In a July 13, 2021, Bloomberg Law article, McGuireWoods partner Aaron Flynn weighed in on the Cross-State Air Pollution Rule (CSAPR), a recently updated cap-and-trade emissions control program that applies to power plants in 12 states.
CSAPR allows power plants to increase emissions when days are hottest to meet energy demands and reduce the allowed levels on cooler days — a flexibility that worked pre-climate change, according to the article. Now, however, emissions, the super-heated atmosphere and weather-related factors combine to create more ozone. The CSAPR update, although a step forward, might not be able to keep pace, Bloomberg Law reported.
The flexibility afforded by the cap-and-trade program contributes to the transport pollution rule’s success, noted Flynn, but hotter summers are creating a roadblock.

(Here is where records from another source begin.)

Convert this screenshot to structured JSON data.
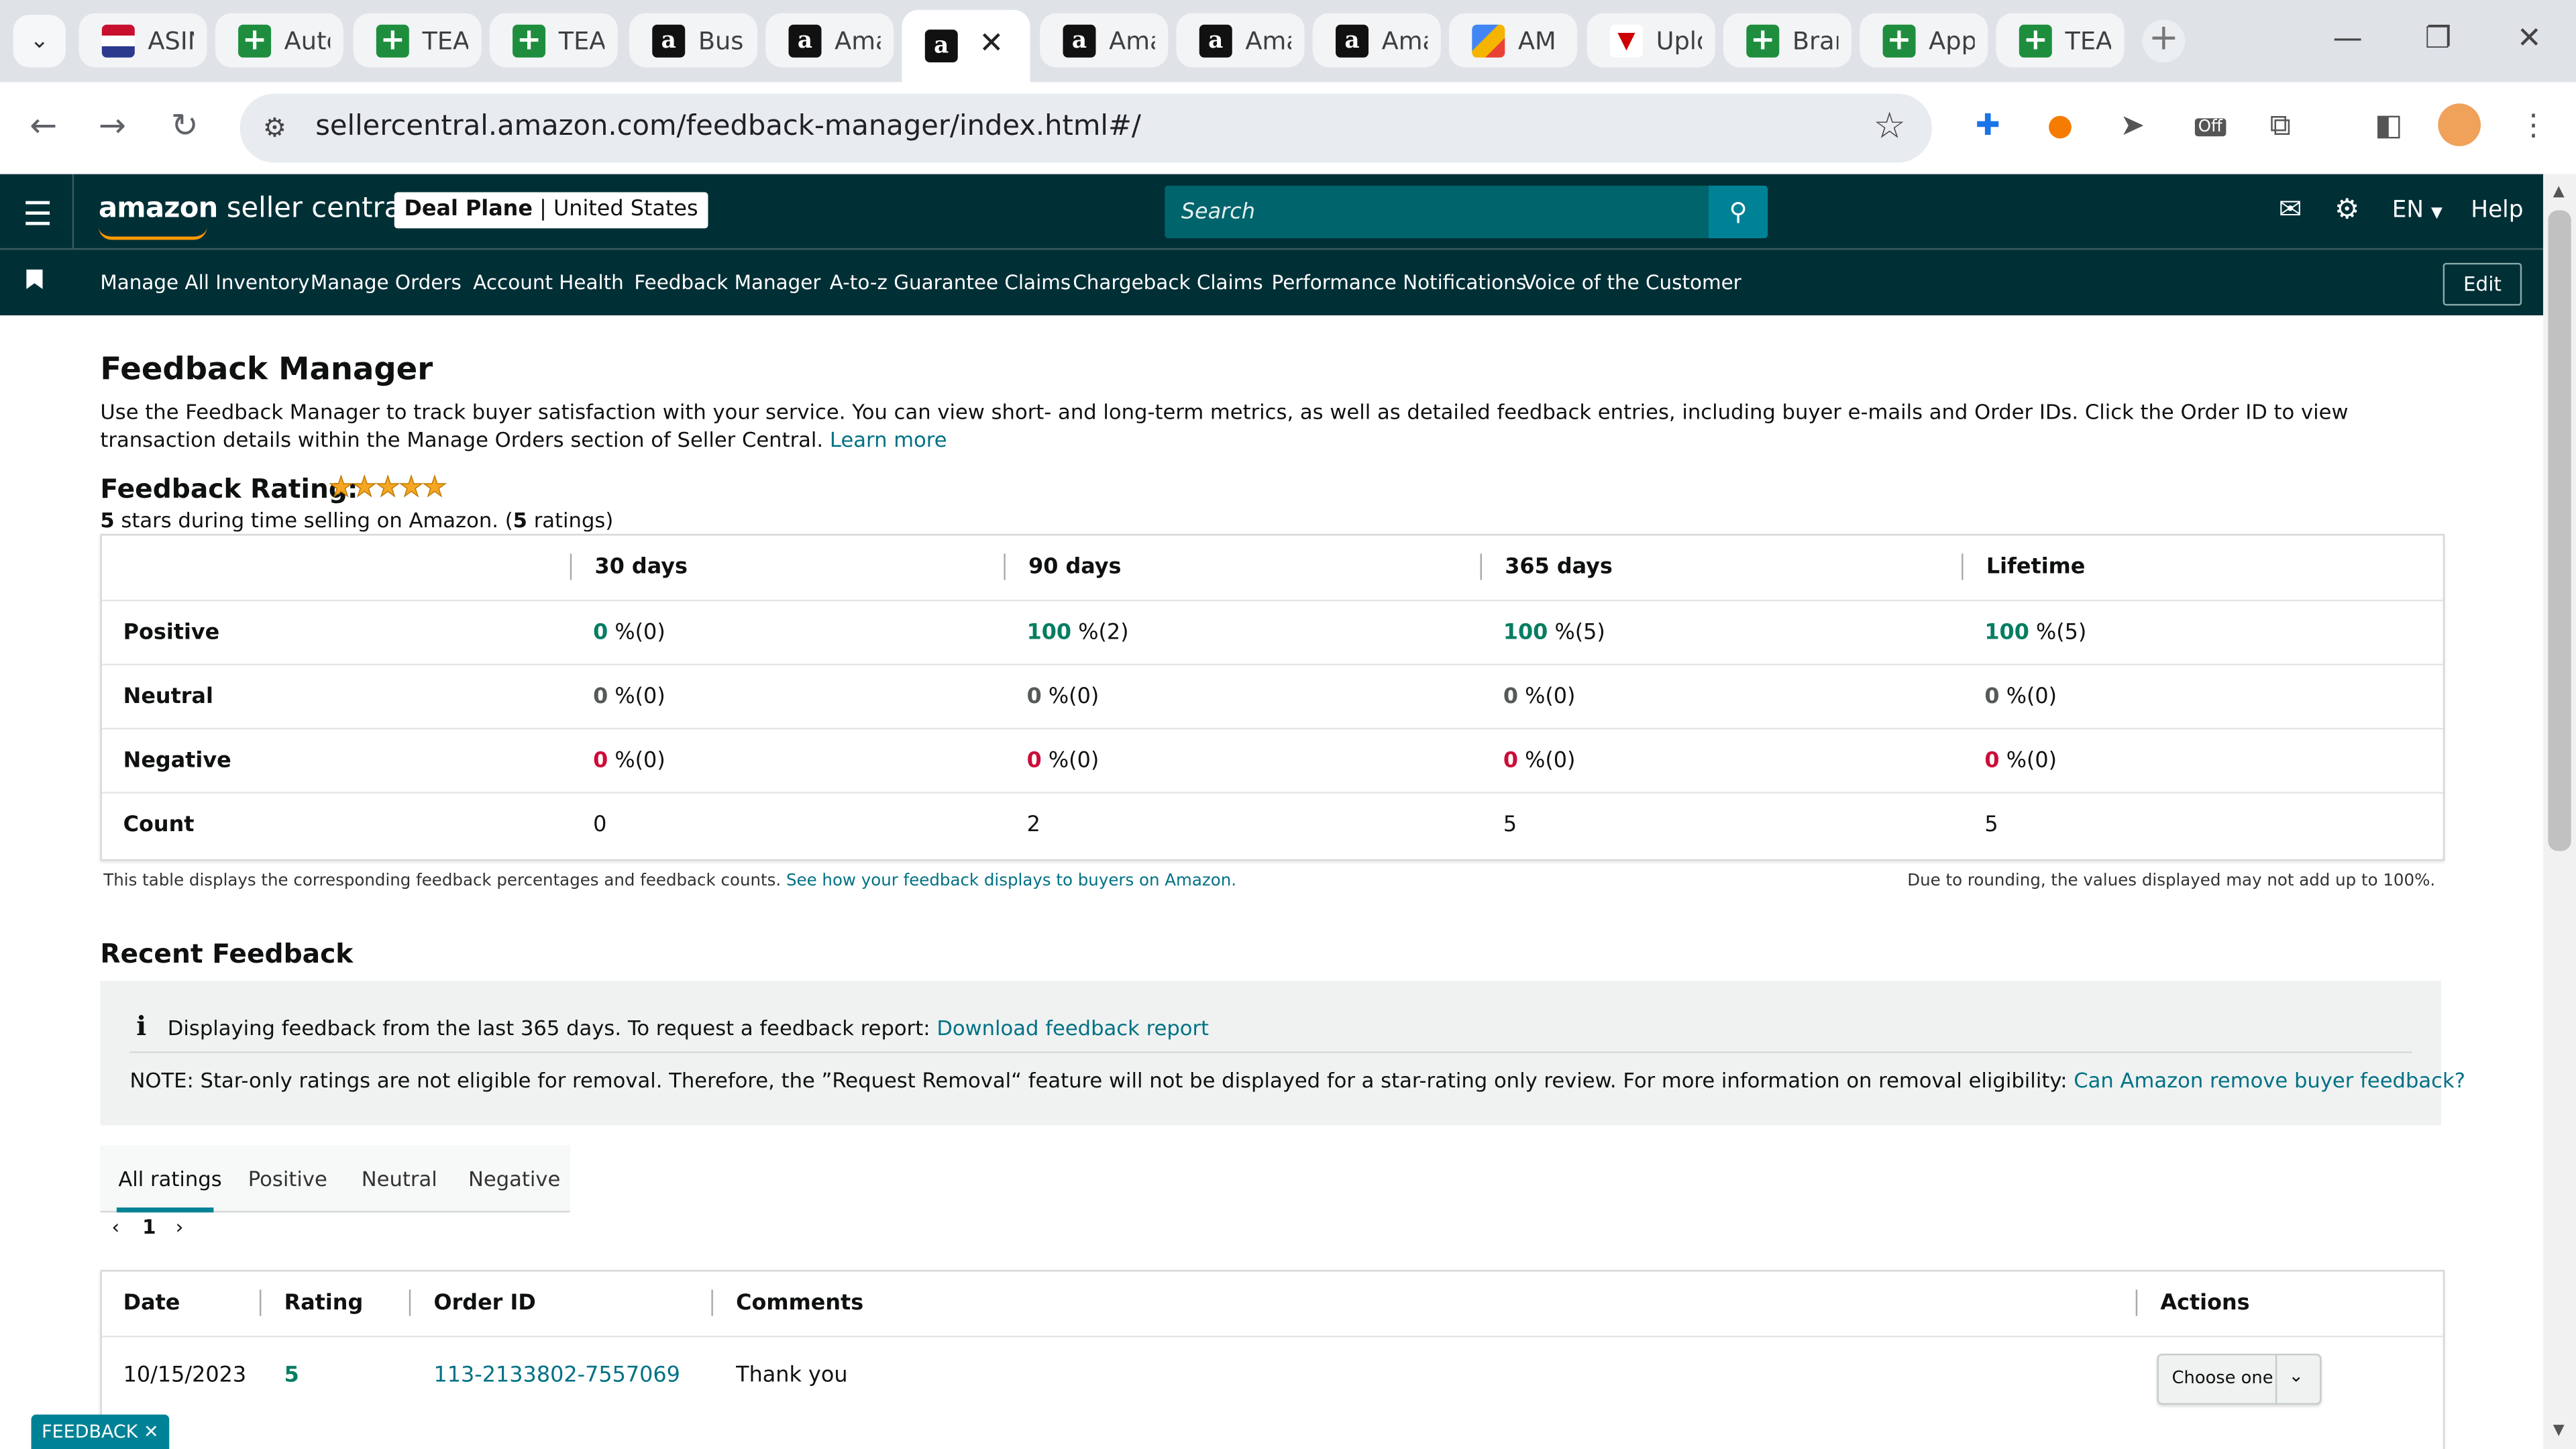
{
  "browser": {
    "tabs": [
      {
        "label": "ASIN",
        "icon": "flag-icon"
      },
      {
        "label": "Auto",
        "icon": "sheets-icon"
      },
      {
        "label": "TEA",
        "icon": "sheets-icon"
      },
      {
        "label": "TEA",
        "icon": "sheets-icon"
      },
      {
        "label": "Busi",
        "icon": "amazon-icon"
      },
      {
        "label": "Ama",
        "icon": "amazon-icon"
      },
      {
        "label": "",
        "icon": "amazon-icon",
        "active": true
      },
      {
        "label": "Ama",
        "icon": "amazon-icon"
      },
      {
        "label": "Ama",
        "icon": "amazon-icon"
      },
      {
        "label": "Ama",
        "icon": "amazon-icon"
      },
      {
        "label": "AM",
        "icon": "multi-icon"
      },
      {
        "label": "Uplo",
        "icon": "red-icon"
      },
      {
        "label": "Bran",
        "icon": "sheets-icon"
      },
      {
        "label": "App",
        "icon": "sheets-icon"
      },
      {
        "label": "TEA",
        "icon": "sheets-icon"
      }
    ],
    "url": "sellercentral.amazon.com/feedback-manager/index.html#/",
    "extension_badge": "Off"
  },
  "header": {
    "logo_amazon": "amazon",
    "logo_rest": " seller central",
    "account_name": "Deal Plane",
    "account_region": "United States",
    "search_placeholder": "Search",
    "language": "EN",
    "help": "Help"
  },
  "nav": {
    "items": [
      "Manage All Inventory",
      "Manage Orders",
      "Account Health",
      "Feedback Manager",
      "A-to-z Guarantee Claims",
      "Chargeback Claims",
      "Performance Notifications",
      "Voice of the Customer"
    ],
    "edit": "Edit"
  },
  "page": {
    "title": "Feedback Manager",
    "intro": "Use the Feedback Manager to track buyer satisfaction with your service. You can view short- and long-term metrics, as well as detailed feedback entries, including buyer e-mails and Order IDs. Click the Order ID to view transaction details within the Manage Orders section of Seller Central.",
    "learn_more": "Learn more",
    "rating_label": "Feedback Rating:",
    "stars": "★★★★★",
    "rating_value": "5",
    "rating_mid": " stars during time selling on Amazon. (",
    "rating_count": "5",
    "rating_end": " ratings)"
  },
  "summary_table": {
    "columns": [
      "30 days",
      "90 days",
      "365 days",
      "Lifetime"
    ],
    "rows": [
      {
        "label": "Positive",
        "values": [
          [
            "0",
            "%(0)"
          ],
          [
            "100",
            "%(2)"
          ],
          [
            "100",
            "%(5)"
          ],
          [
            "100",
            "%(5)"
          ]
        ]
      },
      {
        "label": "Neutral",
        "values": [
          [
            "0",
            "%(0)"
          ],
          [
            "0",
            "%(0)"
          ],
          [
            "0",
            "%(0)"
          ],
          [
            "0",
            "%(0)"
          ]
        ]
      },
      {
        "label": "Negative",
        "values": [
          [
            "0",
            "%(0)"
          ],
          [
            "0",
            "%(0)"
          ],
          [
            "0",
            "%(0)"
          ],
          [
            "0",
            "%(0)"
          ]
        ]
      },
      {
        "label": "Count",
        "values": [
          [
            "0",
            ""
          ],
          [
            "2",
            ""
          ],
          [
            "5",
            ""
          ],
          [
            "5",
            ""
          ]
        ]
      }
    ],
    "footnote": "This table displays the corresponding feedback percentages and feedback counts.",
    "footnote_link": "See how your feedback displays to buyers on Amazon.",
    "rounding_note": "Due to rounding, the values displayed may not add up to 100%."
  },
  "recent": {
    "title": "Recent Feedback",
    "info_line": "Displaying feedback from the last 365 days. To request a feedback report:",
    "info_link": "Download feedback report",
    "note": "NOTE: Star-only ratings are not eligible for removal. Therefore, the ”Request Removal“ feature will not be displayed for a star-rating only review. For more information on removal eligibility:",
    "note_link": "Can Amazon remove buyer feedback?",
    "filters": [
      "All ratings",
      "Positive",
      "Neutral",
      "Negative"
    ],
    "page": "1",
    "columns": [
      "Date",
      "Rating",
      "Order ID",
      "Comments",
      "Actions"
    ],
    "entries": [
      {
        "date": "10/15/2023",
        "rating": "5",
        "order_id": "113-2133802-7557069",
        "comment": "Thank you",
        "action": "Choose one"
      }
    ]
  },
  "feedback_tab": "FEEDBACK",
  "colors": {
    "header_bg": "#002f36",
    "link": "#007185",
    "positive": "#067d62",
    "negative": "#cc0c39",
    "accent": "#008296"
  }
}
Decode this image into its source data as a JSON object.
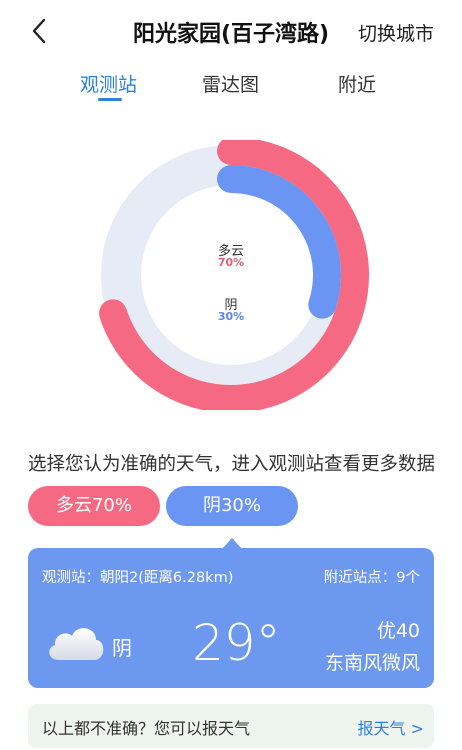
{
  "header": {
    "title": "阳光家园(百子湾路)",
    "switch_city": "切换城市",
    "back_icon": "chevron-left-icon"
  },
  "tabs": [
    {
      "label": "观测站",
      "active": true
    },
    {
      "label": "雷达图",
      "active": false
    },
    {
      "label": "附近",
      "active": false
    }
  ],
  "chart_data": {
    "type": "pie",
    "series": [
      {
        "name": "多云",
        "value": 70,
        "label": "70%",
        "color": "#f56a82"
      },
      {
        "name": "阴",
        "value": 30,
        "label": "30%",
        "color": "#6a95f2"
      }
    ],
    "track_color": "#e7ebf5"
  },
  "prompt": "选择您认为准确的天气，进入观测站查看更多数据",
  "choices": [
    {
      "label": "多云70%",
      "color": "#f56a82"
    },
    {
      "label": "阴30%",
      "color": "#6a95f2"
    }
  ],
  "card": {
    "station": "观测站：朝阳2(距离6.28km)",
    "nearby": "附近站点：9个",
    "weather_icon": "cloud-icon",
    "weather": "阴",
    "temperature": "29°",
    "aqi": "优40",
    "wind": "东南风微风",
    "background": "#6d98ef"
  },
  "footer": {
    "question": "以上都不准确？您可以报天气",
    "report_link": "报天气 >"
  }
}
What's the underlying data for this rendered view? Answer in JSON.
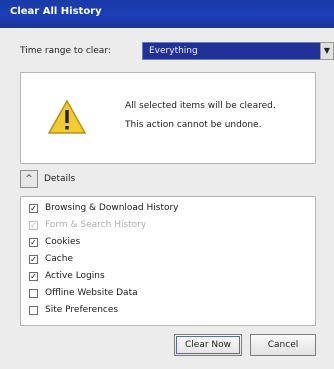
{
  "window": {
    "title": "Clear All History"
  },
  "range": {
    "label": "Time range to clear:",
    "selected": "Everything",
    "arrow": "▼"
  },
  "warning": {
    "icon": "warning-triangle-icon",
    "line1": "All selected items will be cleared.",
    "line2": "This action cannot be undone."
  },
  "details": {
    "toggle": "^",
    "label": "Details"
  },
  "items": [
    {
      "label": "Browsing & Download History",
      "checked": true,
      "disabled": false
    },
    {
      "label": "Form & Search History",
      "checked": true,
      "disabled": true
    },
    {
      "label": "Cookies",
      "checked": true,
      "disabled": false
    },
    {
      "label": "Cache",
      "checked": true,
      "disabled": false
    },
    {
      "label": "Active Logins",
      "checked": true,
      "disabled": false
    },
    {
      "label": "Offline Website Data",
      "checked": false,
      "disabled": false
    },
    {
      "label": "Site Preferences",
      "checked": false,
      "disabled": false
    }
  ],
  "buttons": {
    "clear": "Clear Now",
    "cancel": "Cancel"
  },
  "colors": {
    "titlebar": "#1d3fb6",
    "select_bg": "#21319a",
    "warning_yellow": "#f2cc2e"
  }
}
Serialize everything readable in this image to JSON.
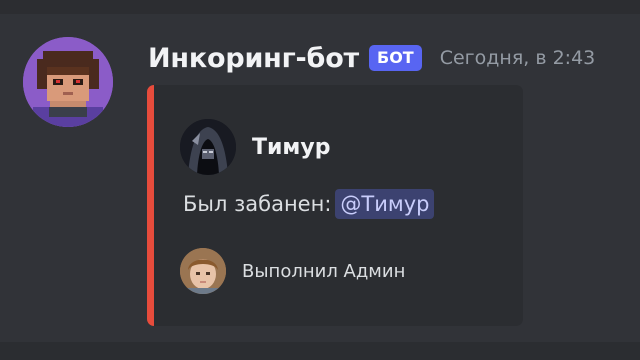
{
  "message": {
    "author": "Инкоринг-бот",
    "bot_tag": "БОТ",
    "timestamp": "Сегодня, в 2:43",
    "avatar_icon": "pixel-art-avatar-icon"
  },
  "embed": {
    "accent_color": "#e74c3c",
    "author": {
      "name": "Тимур",
      "avatar_icon": "dark-hooded-avatar-icon"
    },
    "description": {
      "text": "Был забанен:",
      "mention": "@Тимур"
    },
    "footer": {
      "text": "Выполнил Админ",
      "avatar_icon": "child-photo-avatar-icon"
    }
  }
}
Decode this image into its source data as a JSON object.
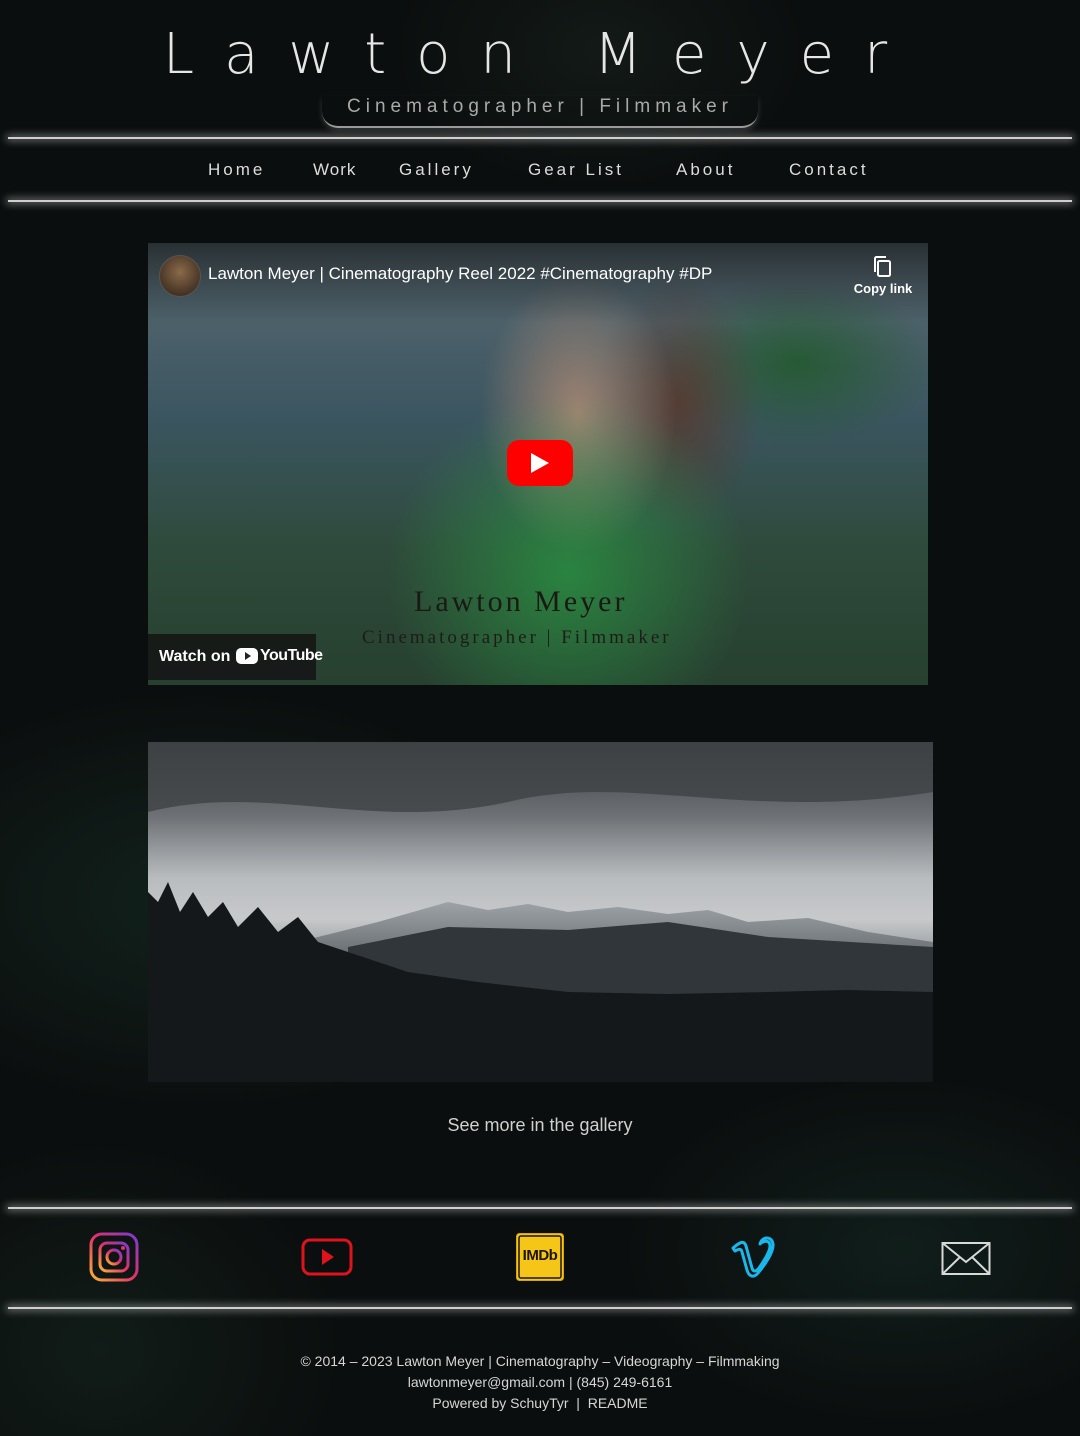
{
  "header": {
    "title": "Lawton Meyer",
    "subtitle": "Cinematographer | Filmmaker"
  },
  "nav": {
    "items": [
      {
        "label": "Home"
      },
      {
        "label": "Work"
      },
      {
        "label": "Gallery"
      },
      {
        "label": "Gear List"
      },
      {
        "label": "About"
      },
      {
        "label": "Contact"
      }
    ]
  },
  "video": {
    "title": "Lawton Meyer | Cinematography Reel 2022 #Cinematography #DP",
    "copy_link_label": "Copy link",
    "thumbnail_name": "Lawton Meyer",
    "thumbnail_subtitle": "Cinematographer | Filmmaker",
    "watch_on_label": "Watch on",
    "youtube_word": "YouTube",
    "play_icon": "play-icon"
  },
  "gallery": {
    "link_text": "See more in the gallery"
  },
  "social": {
    "icons": [
      "instagram-icon",
      "youtube-icon",
      "imdb-icon",
      "vimeo-icon",
      "mail-icon"
    ],
    "imdb_text": "IMDb",
    "colors": {
      "youtube": "#e0121b",
      "imdb": "#f5c518",
      "vimeo": "#1ab7ea"
    }
  },
  "footer": {
    "copyright": "© 2014 – 2023  Lawton Meyer | Cinematography – Videography – Filmmaking",
    "email": "lawtonmeyer@gmail.com",
    "separator": " | ",
    "phone": "(845) 249-6161",
    "powered_by": "Powered by SchuyTyr",
    "pipe": "  |  ",
    "readme": "README"
  }
}
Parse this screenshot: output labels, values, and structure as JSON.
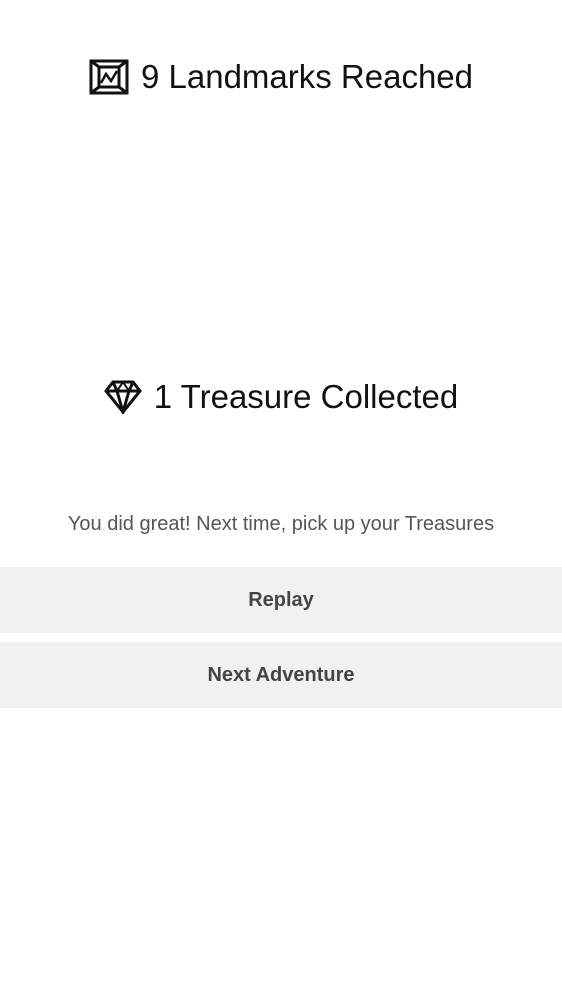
{
  "stats": {
    "landmarks": {
      "icon": "map-icon",
      "text": "9 Landmarks Reached"
    },
    "treasures": {
      "icon": "diamond-icon",
      "text": "1 Treasure Collected"
    }
  },
  "message": "You did great! Next time, pick up your Treasures",
  "buttons": {
    "replay_label": "Replay",
    "next_label": "Next Adventure"
  },
  "colors": {
    "background": "#ffffff",
    "button_background": "#f1f1f1",
    "button_text": "#444444",
    "message_text": "#555555",
    "heading_text": "#111111"
  }
}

Flynn considered what other kinds of regulation options should be on the table if go-to pollution controls aren’t enough. “We also get into this very tricky situation where it becomes increasingly impractical to meet those standards with simple traditional pollution controls without requiring facilities to shut down,” he said. “That’s a dangerous and complicated situation to be in.”